Finally, King Arthur returns from France and Lancelot and Guenever's bliss is destroyed—but not because of Arthur's return. Sir Bors (Lancelot's cousin) had also just returned to court from visiting King Pelles and brings news that Elaine has given birth to a son and named him Galahad (Lancelot's first name).
In giving birth to Lancelot's son, Elaine draws attention to something uncommented upon previously—Guenever's continued childlessness.
Later that evening, when alone together, Guenever confronts Lancelot: she accuses him of lying to her, of being in love with Elaine and keeping it a secret. Lancelot tries to explain, about the butler and the deceit, and that he hadn't been able to tell her because he didn't want to hurt her. Eventually the two reconcile, but their relationship is forever changed. They love one another more than ever, but their love is bound in hatred, jealousy and betrayal.

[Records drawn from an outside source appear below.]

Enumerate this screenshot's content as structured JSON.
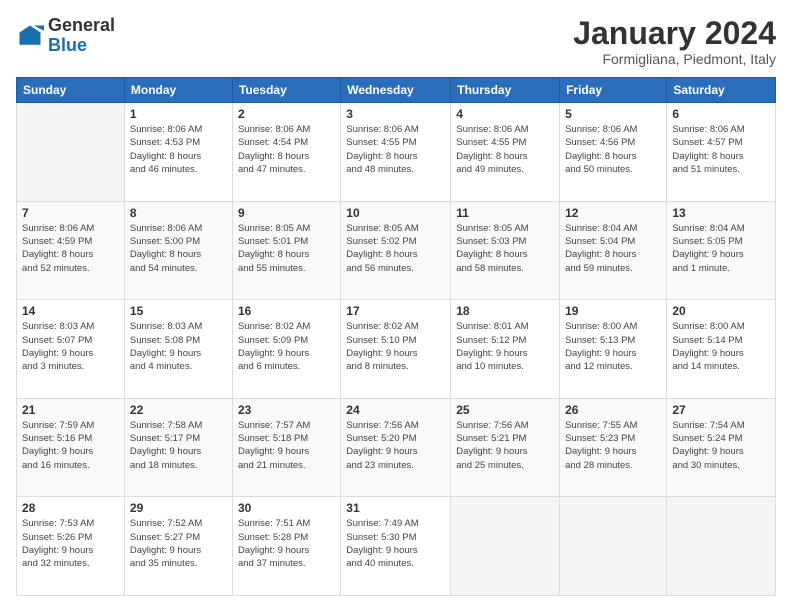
{
  "header": {
    "logo": {
      "general": "General",
      "blue": "Blue"
    },
    "title": "January 2024",
    "location": "Formigliana, Piedmont, Italy"
  },
  "calendar": {
    "headers": [
      "Sunday",
      "Monday",
      "Tuesday",
      "Wednesday",
      "Thursday",
      "Friday",
      "Saturday"
    ],
    "weeks": [
      [
        {
          "day": "",
          "info": ""
        },
        {
          "day": "1",
          "info": "Sunrise: 8:06 AM\nSunset: 4:53 PM\nDaylight: 8 hours\nand 46 minutes."
        },
        {
          "day": "2",
          "info": "Sunrise: 8:06 AM\nSunset: 4:54 PM\nDaylight: 8 hours\nand 47 minutes."
        },
        {
          "day": "3",
          "info": "Sunrise: 8:06 AM\nSunset: 4:55 PM\nDaylight: 8 hours\nand 48 minutes."
        },
        {
          "day": "4",
          "info": "Sunrise: 8:06 AM\nSunset: 4:55 PM\nDaylight: 8 hours\nand 49 minutes."
        },
        {
          "day": "5",
          "info": "Sunrise: 8:06 AM\nSunset: 4:56 PM\nDaylight: 8 hours\nand 50 minutes."
        },
        {
          "day": "6",
          "info": "Sunrise: 8:06 AM\nSunset: 4:57 PM\nDaylight: 8 hours\nand 51 minutes."
        }
      ],
      [
        {
          "day": "7",
          "info": "Sunrise: 8:06 AM\nSunset: 4:59 PM\nDaylight: 8 hours\nand 52 minutes."
        },
        {
          "day": "8",
          "info": "Sunrise: 8:06 AM\nSunset: 5:00 PM\nDaylight: 8 hours\nand 54 minutes."
        },
        {
          "day": "9",
          "info": "Sunrise: 8:05 AM\nSunset: 5:01 PM\nDaylight: 8 hours\nand 55 minutes."
        },
        {
          "day": "10",
          "info": "Sunrise: 8:05 AM\nSunset: 5:02 PM\nDaylight: 8 hours\nand 56 minutes."
        },
        {
          "day": "11",
          "info": "Sunrise: 8:05 AM\nSunset: 5:03 PM\nDaylight: 8 hours\nand 58 minutes."
        },
        {
          "day": "12",
          "info": "Sunrise: 8:04 AM\nSunset: 5:04 PM\nDaylight: 8 hours\nand 59 minutes."
        },
        {
          "day": "13",
          "info": "Sunrise: 8:04 AM\nSunset: 5:05 PM\nDaylight: 9 hours\nand 1 minute."
        }
      ],
      [
        {
          "day": "14",
          "info": "Sunrise: 8:03 AM\nSunset: 5:07 PM\nDaylight: 9 hours\nand 3 minutes."
        },
        {
          "day": "15",
          "info": "Sunrise: 8:03 AM\nSunset: 5:08 PM\nDaylight: 9 hours\nand 4 minutes."
        },
        {
          "day": "16",
          "info": "Sunrise: 8:02 AM\nSunset: 5:09 PM\nDaylight: 9 hours\nand 6 minutes."
        },
        {
          "day": "17",
          "info": "Sunrise: 8:02 AM\nSunset: 5:10 PM\nDaylight: 9 hours\nand 8 minutes."
        },
        {
          "day": "18",
          "info": "Sunrise: 8:01 AM\nSunset: 5:12 PM\nDaylight: 9 hours\nand 10 minutes."
        },
        {
          "day": "19",
          "info": "Sunrise: 8:00 AM\nSunset: 5:13 PM\nDaylight: 9 hours\nand 12 minutes."
        },
        {
          "day": "20",
          "info": "Sunrise: 8:00 AM\nSunset: 5:14 PM\nDaylight: 9 hours\nand 14 minutes."
        }
      ],
      [
        {
          "day": "21",
          "info": "Sunrise: 7:59 AM\nSunset: 5:16 PM\nDaylight: 9 hours\nand 16 minutes."
        },
        {
          "day": "22",
          "info": "Sunrise: 7:58 AM\nSunset: 5:17 PM\nDaylight: 9 hours\nand 18 minutes."
        },
        {
          "day": "23",
          "info": "Sunrise: 7:57 AM\nSunset: 5:18 PM\nDaylight: 9 hours\nand 21 minutes."
        },
        {
          "day": "24",
          "info": "Sunrise: 7:56 AM\nSunset: 5:20 PM\nDaylight: 9 hours\nand 23 minutes."
        },
        {
          "day": "25",
          "info": "Sunrise: 7:56 AM\nSunset: 5:21 PM\nDaylight: 9 hours\nand 25 minutes."
        },
        {
          "day": "26",
          "info": "Sunrise: 7:55 AM\nSunset: 5:23 PM\nDaylight: 9 hours\nand 28 minutes."
        },
        {
          "day": "27",
          "info": "Sunrise: 7:54 AM\nSunset: 5:24 PM\nDaylight: 9 hours\nand 30 minutes."
        }
      ],
      [
        {
          "day": "28",
          "info": "Sunrise: 7:53 AM\nSunset: 5:26 PM\nDaylight: 9 hours\nand 32 minutes."
        },
        {
          "day": "29",
          "info": "Sunrise: 7:52 AM\nSunset: 5:27 PM\nDaylight: 9 hours\nand 35 minutes."
        },
        {
          "day": "30",
          "info": "Sunrise: 7:51 AM\nSunset: 5:28 PM\nDaylight: 9 hours\nand 37 minutes."
        },
        {
          "day": "31",
          "info": "Sunrise: 7:49 AM\nSunset: 5:30 PM\nDaylight: 9 hours\nand 40 minutes."
        },
        {
          "day": "",
          "info": ""
        },
        {
          "day": "",
          "info": ""
        },
        {
          "day": "",
          "info": ""
        }
      ]
    ]
  }
}
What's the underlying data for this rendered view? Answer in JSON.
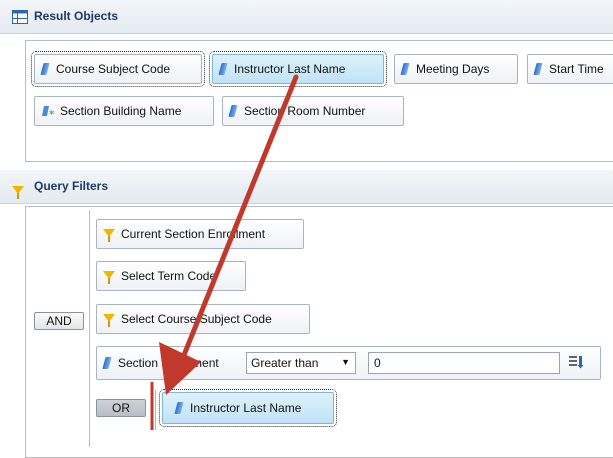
{
  "result_objects": {
    "title": "Result Objects",
    "items": [
      {
        "label": "Course Subject Code"
      },
      {
        "label": "Instructor Last Name"
      },
      {
        "label": "Meeting Days"
      },
      {
        "label": "Start Time"
      },
      {
        "label": "Section Building Name"
      },
      {
        "label": "Section Room Number"
      }
    ]
  },
  "query_filters": {
    "title": "Query Filters",
    "and_label": "AND",
    "or_label": "OR",
    "filters": [
      {
        "label": "Current Section Enrollment"
      },
      {
        "label": "Select Term Code"
      },
      {
        "label": "Select Course Subject Code"
      }
    ],
    "condition": {
      "object": "Section Enrollment",
      "operator": "Greater than",
      "value": "0"
    },
    "or_item": {
      "label": "Instructor Last Name"
    }
  },
  "colors": {
    "arrow": "#c0392b",
    "selected_chip": "#bfe3f6",
    "header": "#e4eaf1"
  }
}
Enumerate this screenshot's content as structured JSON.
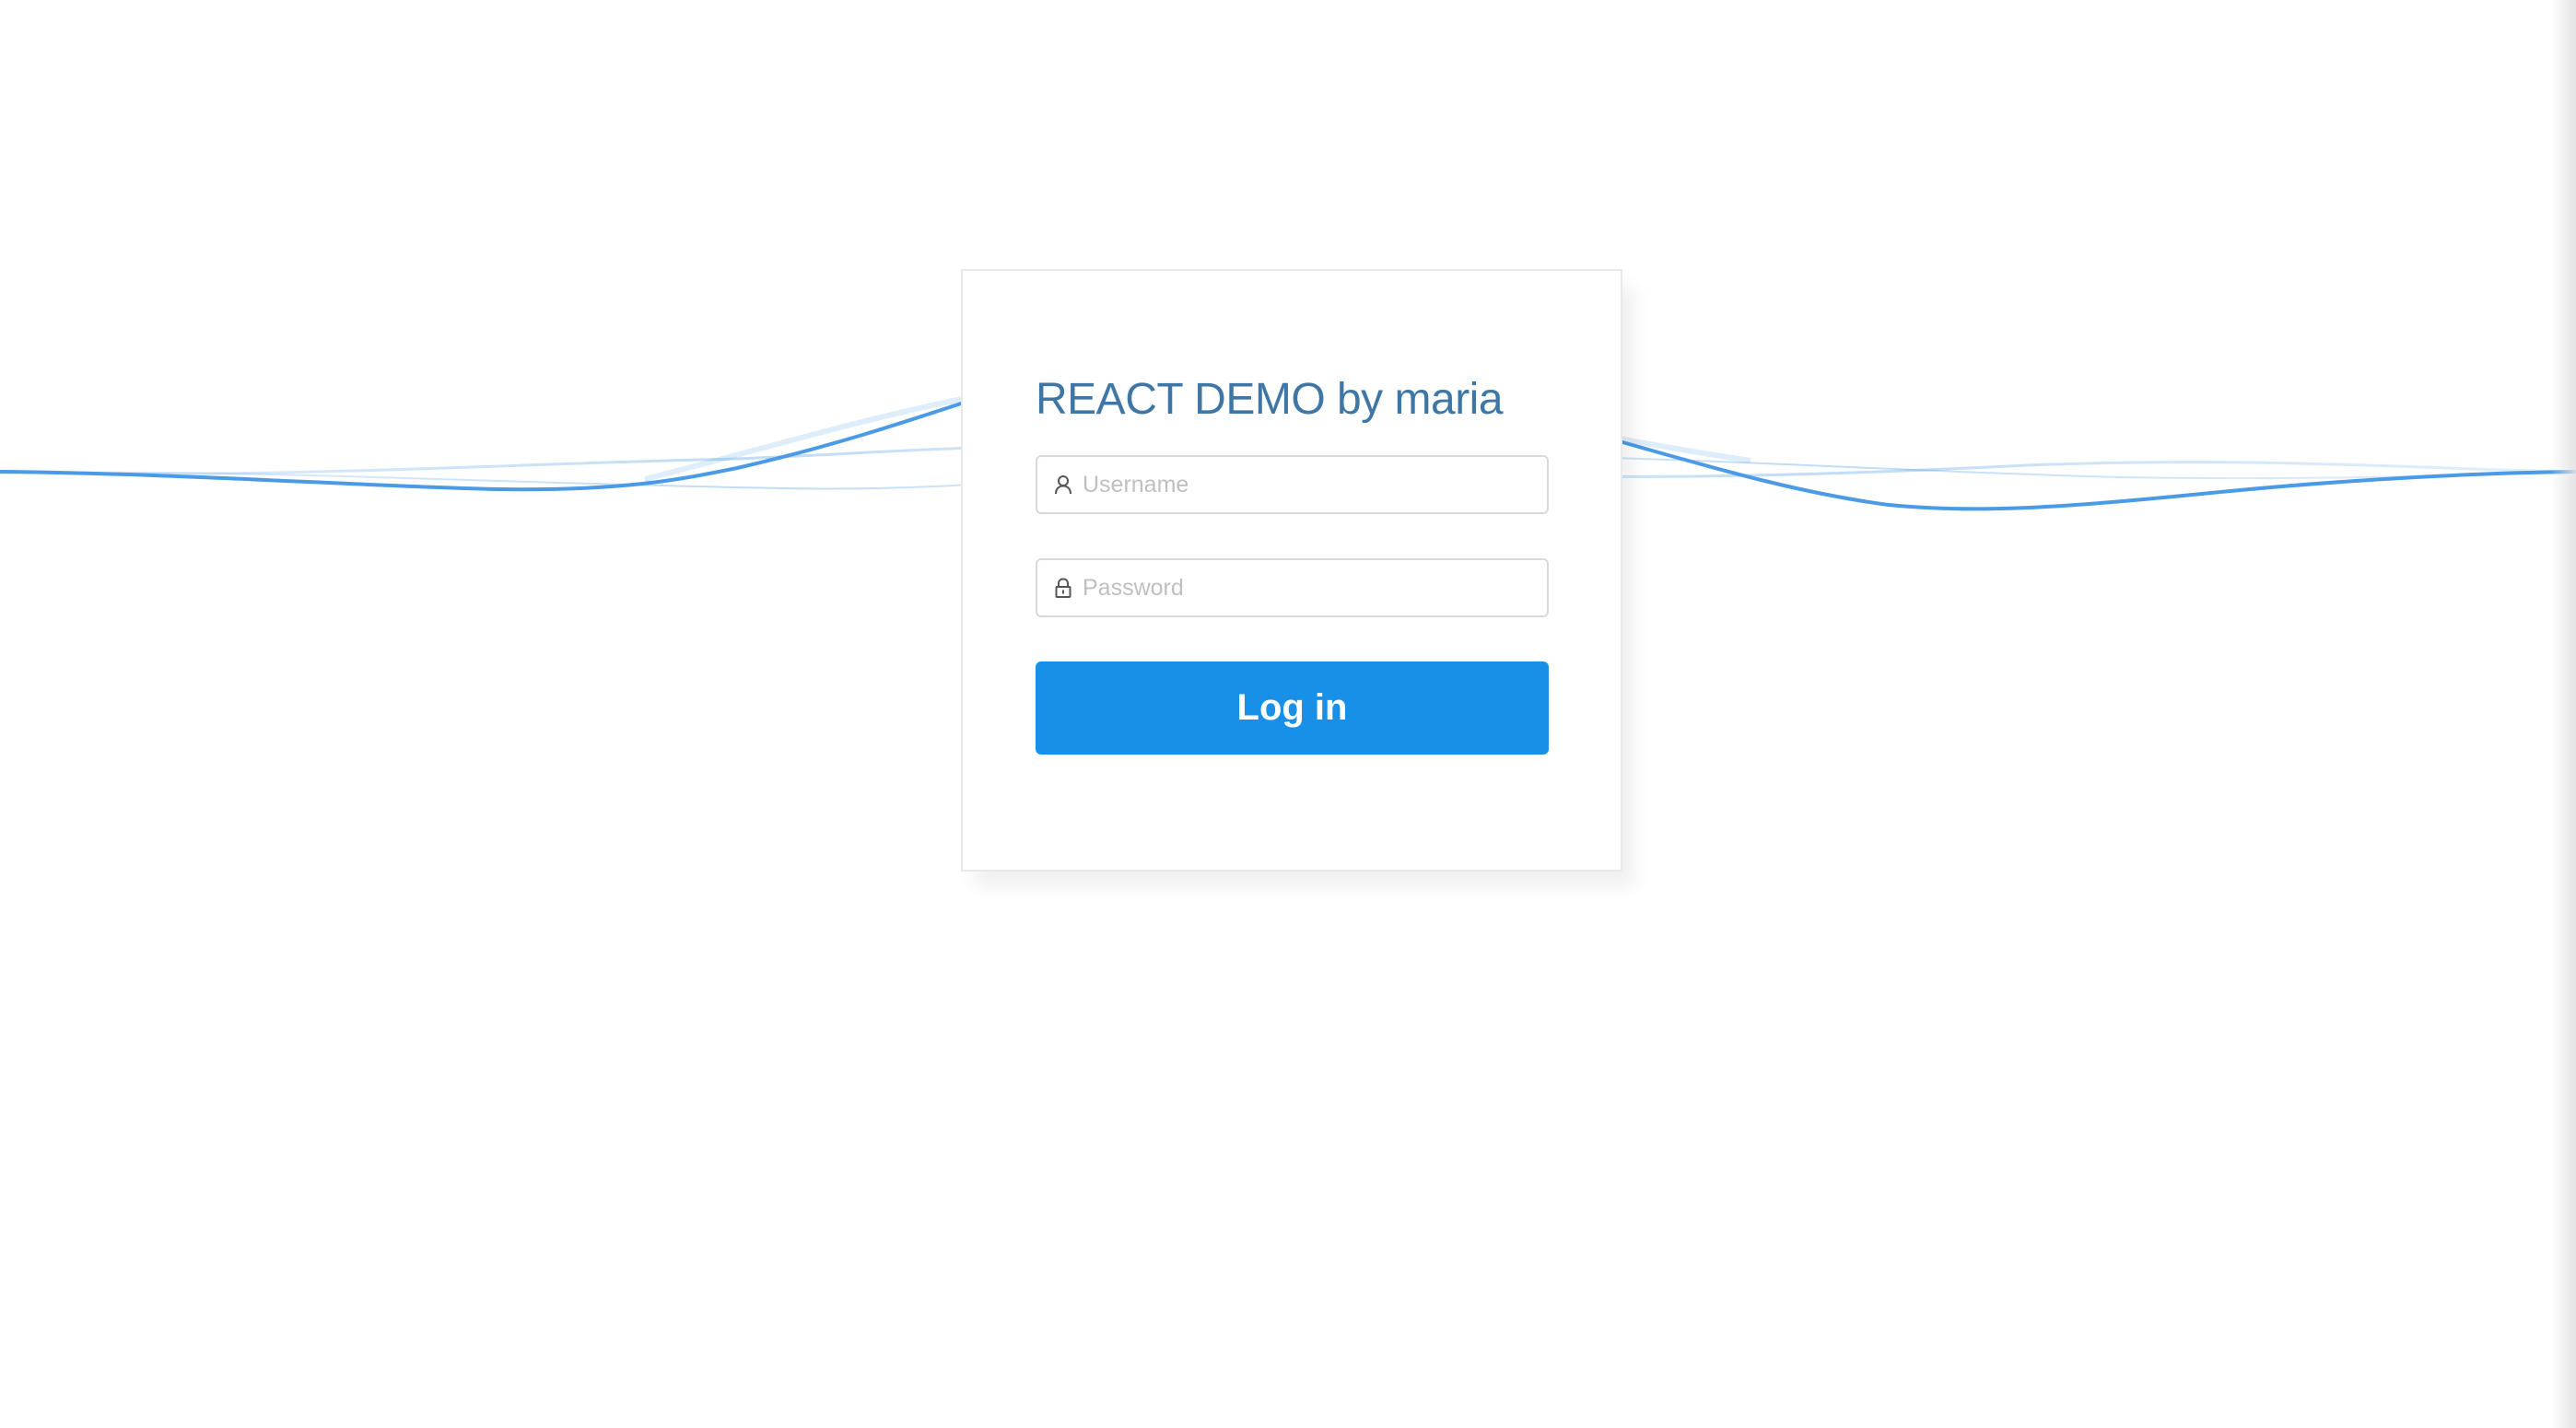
{
  "login": {
    "title": "REACT DEMO by maria",
    "username": {
      "placeholder": "Username",
      "value": "",
      "icon": "user-icon"
    },
    "password": {
      "placeholder": "Password",
      "value": "",
      "icon": "lock-icon"
    },
    "submit_label": "Log in"
  },
  "colors": {
    "accent": "#1890e8",
    "title": "#3e76a6",
    "wave": "#4a9ae6",
    "border": "#d9d9d9"
  }
}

This fundamental change in the lovers' relationship will continue to plague both the two and the entire court—Guenever's jealousy and mistrust, and Lancelot's son with another woman.